In this category, on the other hand, Cordoba vs Cadiz leans farther in the other direction. While Cordoba is certainly beautiful in its own way, especially when you walk south over the Guadalquivir River from the Cathedral, the reality is that is just can’t compete with Cadiz, which is a few narrow miles of sand away from becoming an island in its own right.
Stops en route
None of the stops that sit between Seville and Cordoba (assuming you don’t take the high-speed AVE train) are really worth stopping. On the other hand, one place in particular (Jerez de la Frontera) is about halfway between Seville and Cadiz, and greatly adds to the enjoyment of a Cadiz day trip. This is true even if you aren’t able to experience the equestrian culture or the sherry production for which Jerez is famous.
The Truth About Cádiz
Cadiz is a beautiful city, particularly when viewed from the Camera Obscura observatory. Although its claim to fame, historically speaking, is that it’s where Spain’s constitution was signed, to me it’s all about the extent to which it won the geography lottery. The way it juts out into the sea, barely connected to the land by a strip of endless beaches…well, it’s easy to understand why so many Brits flock here.

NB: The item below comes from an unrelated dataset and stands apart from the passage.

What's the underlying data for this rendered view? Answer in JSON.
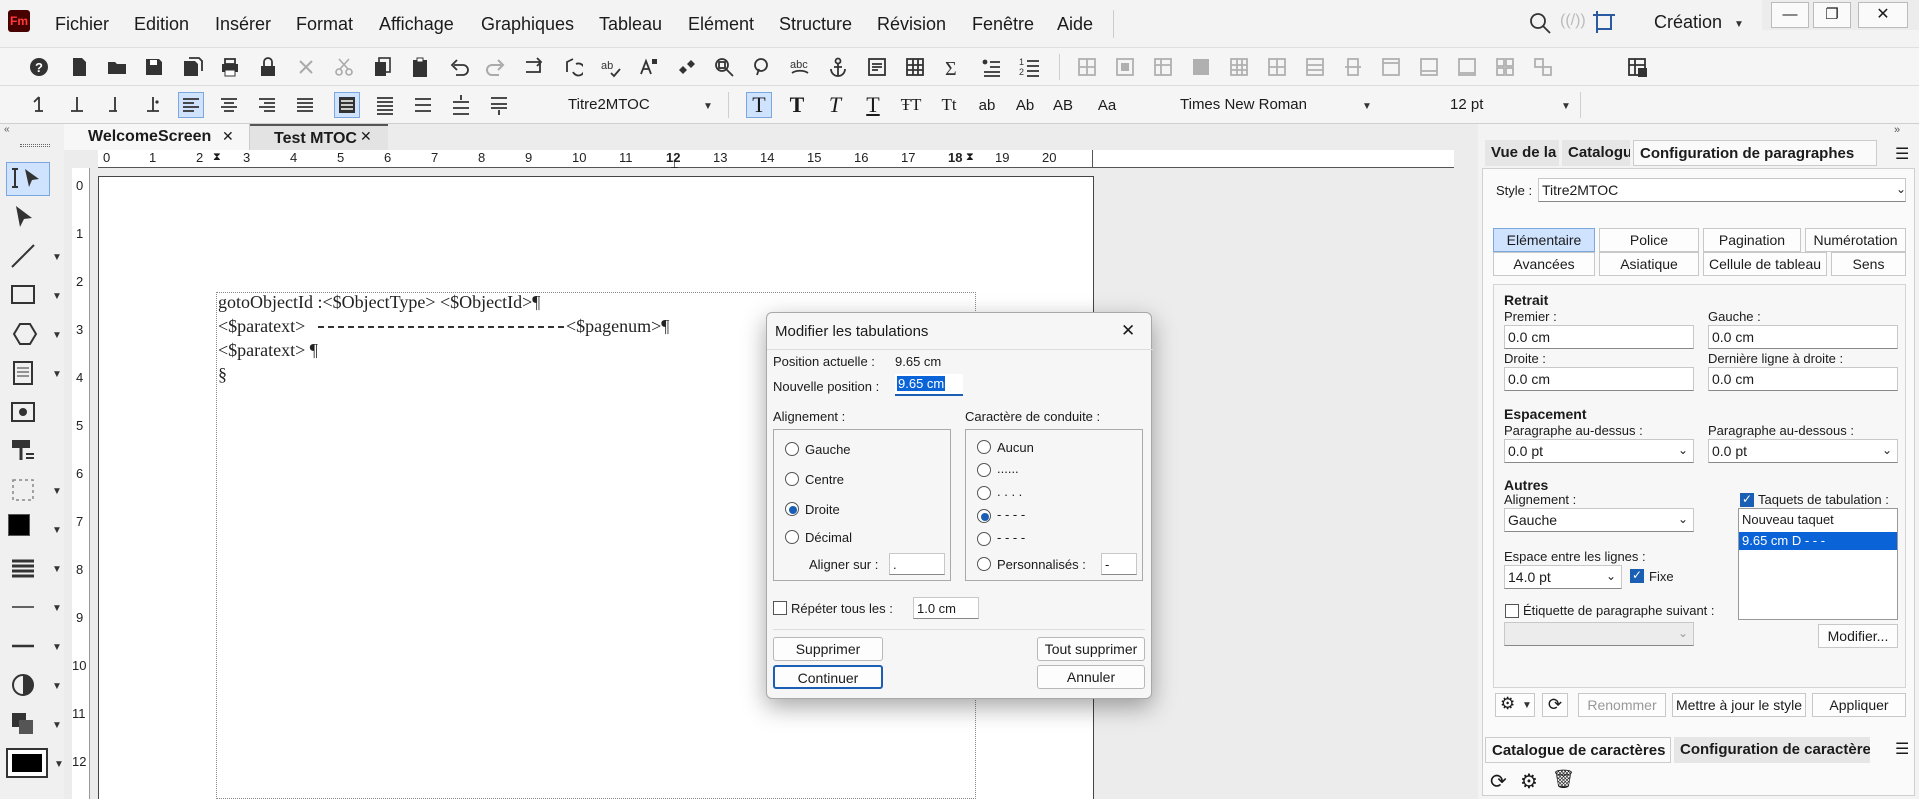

And I mean, that’s the thing. I love you, Brits, even the ones of you who fly from Stansted to Jerez for the weekend and clog up the narrow streets of Cadiz. However, if it’s a question of visiting Cordoba or Cadiz for the ambiance, rather than the sheer beauty, I really just prefer Cordoba. Although Cadiz looks like Spain, it feels like England, which is not what I want to feel when I’m in Spain.
Other FAQ About Cordoba and Cadiz
Is Cádiz worth visiting?
Cadiz is worth visiting, although I’m not sure I’d want to stay overnight there. Although it’s a beautiful city very much deserving of a day trip, I think it’s a bit crowded and touristic to make staying there overnight a good idea. At least during the summer: During the off-season, it might be a different story.
Is Cordoba worth visiting?
Cordoba is 100% worth visiting, if only for a savory bowls of salmorejo soup. Between its local cuisine, and the haunting beauty of its mosque-turned-cathedral, Cordoba is a stand-out city, and one I’ll absolutely return to the next time I go to Spain.
How many days do you need in Cordoba?
Cordoba works well as a day trip from Seville, although I personally considered staying a night there. Doing so would allow you to enjoy a couple of meals in the city, as well as to see its cathedral lit up at night, which is something I regret not having photographed.
The Bottom Line
The good news? There’s no wrong answer to the question of Cordoba vs Cadiz, even if I slightly prefer one of these cities to the other. The better news? So long as you have more than a couple of days in Seville, you should have time to visit both of these citizens, assuming other Andalusian cities aren’t ahead of them on your day trip priority list, that is. Want to make sure your next trip to Spain is one for the record books, no matter where it ends up taking you? Hire me as your Travel Coach—and let me sweat the details!